Plastic and other waste found in British mussels

Researchers have found tiny pieces of plastic in all the samples of mussels they tested in British seawaters and bought from local supermarkets.

The scientists, from the University of Hull and Brunel University, said the contamination from microplastics and other human debris, such as cotton and rayon, was significant and widespread.

Mussels feed by filtering seawater.

They team says more work is needed to understand the health implications of consuming the seafood.

The group’s study is published in the journal Environmental Pollution.

It sampled wild mussels from eight coastal locations and mussels purchased from eight unnamed supermarkets. Some of the shop-bought mussels were imported from abroad.

The investigation found that for every 100g of mussels being eaten, an estimated 70 pieces of tiny debris were also being taken in.

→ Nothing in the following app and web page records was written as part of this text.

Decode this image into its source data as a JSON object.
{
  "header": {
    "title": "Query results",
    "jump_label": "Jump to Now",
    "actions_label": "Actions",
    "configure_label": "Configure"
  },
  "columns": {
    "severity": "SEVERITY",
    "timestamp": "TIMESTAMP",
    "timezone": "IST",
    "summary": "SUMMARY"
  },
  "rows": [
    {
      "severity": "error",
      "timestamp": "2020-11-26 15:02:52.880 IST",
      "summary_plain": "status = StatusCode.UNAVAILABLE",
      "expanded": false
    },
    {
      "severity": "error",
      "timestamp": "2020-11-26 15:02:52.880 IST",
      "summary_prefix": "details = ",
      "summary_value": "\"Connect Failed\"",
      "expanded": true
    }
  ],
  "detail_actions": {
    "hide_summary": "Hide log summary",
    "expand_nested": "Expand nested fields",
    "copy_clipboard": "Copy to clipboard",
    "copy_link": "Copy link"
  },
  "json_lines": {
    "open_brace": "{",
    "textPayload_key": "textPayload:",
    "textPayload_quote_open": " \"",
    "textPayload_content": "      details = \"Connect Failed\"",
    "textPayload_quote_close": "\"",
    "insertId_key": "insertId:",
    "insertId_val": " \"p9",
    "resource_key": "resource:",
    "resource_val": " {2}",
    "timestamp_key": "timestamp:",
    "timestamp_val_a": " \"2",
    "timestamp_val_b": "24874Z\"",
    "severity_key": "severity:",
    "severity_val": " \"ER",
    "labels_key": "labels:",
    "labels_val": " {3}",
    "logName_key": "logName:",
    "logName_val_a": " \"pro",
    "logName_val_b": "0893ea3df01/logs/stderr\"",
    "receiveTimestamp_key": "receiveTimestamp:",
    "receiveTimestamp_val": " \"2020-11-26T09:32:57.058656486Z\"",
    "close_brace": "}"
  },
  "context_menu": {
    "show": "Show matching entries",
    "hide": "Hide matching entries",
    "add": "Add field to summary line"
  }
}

The analysis determined that more debris was present in wild mussels than farmed ones. And in the mussels bought in supermarkets, cooked or frozen varieties contained more particles than those that had been freshly caught.

This is just one more study that confirms the ubiquity of microplastics in the environment. These particles are in many food products, in bottled drinking water; they are even in the air.

“It is becoming increasingly evident that global contamination of the marine environment by microplastic is impacting wildlife and its entry into the food chain is providing a pathway for the waste that we dispose of to be returned to us through our diet,” said Prof Jeanette Rotchell from Hull University.

“This study provides further evidence of this route of exposure and we now need to understand the possible implications of digesting these very small levels.

“Chances are that these have no implications, but none the less, there is not enough data out there to say there is no risk. We still need to do the studies and show that is the case.”

Our environment analyst Roger Harrabin said: “Knowing that you might be eating tiny strands of someone else’s underwear will doubtless put off many people from a dish of Moules Mariniere.

“But the very durability that makes plastic fibres so persistent in the environment is the same factor that makes us pass plastic through our bodies without absorbing it.

“That’s what makes the researchers so confident that it’s pretty unlikely eating mussels will do us any harm.

“If you are really worried about this sort of thing, you could go vegan organic, but you would still be breathing in plastic particles through the air and drinking it in water.”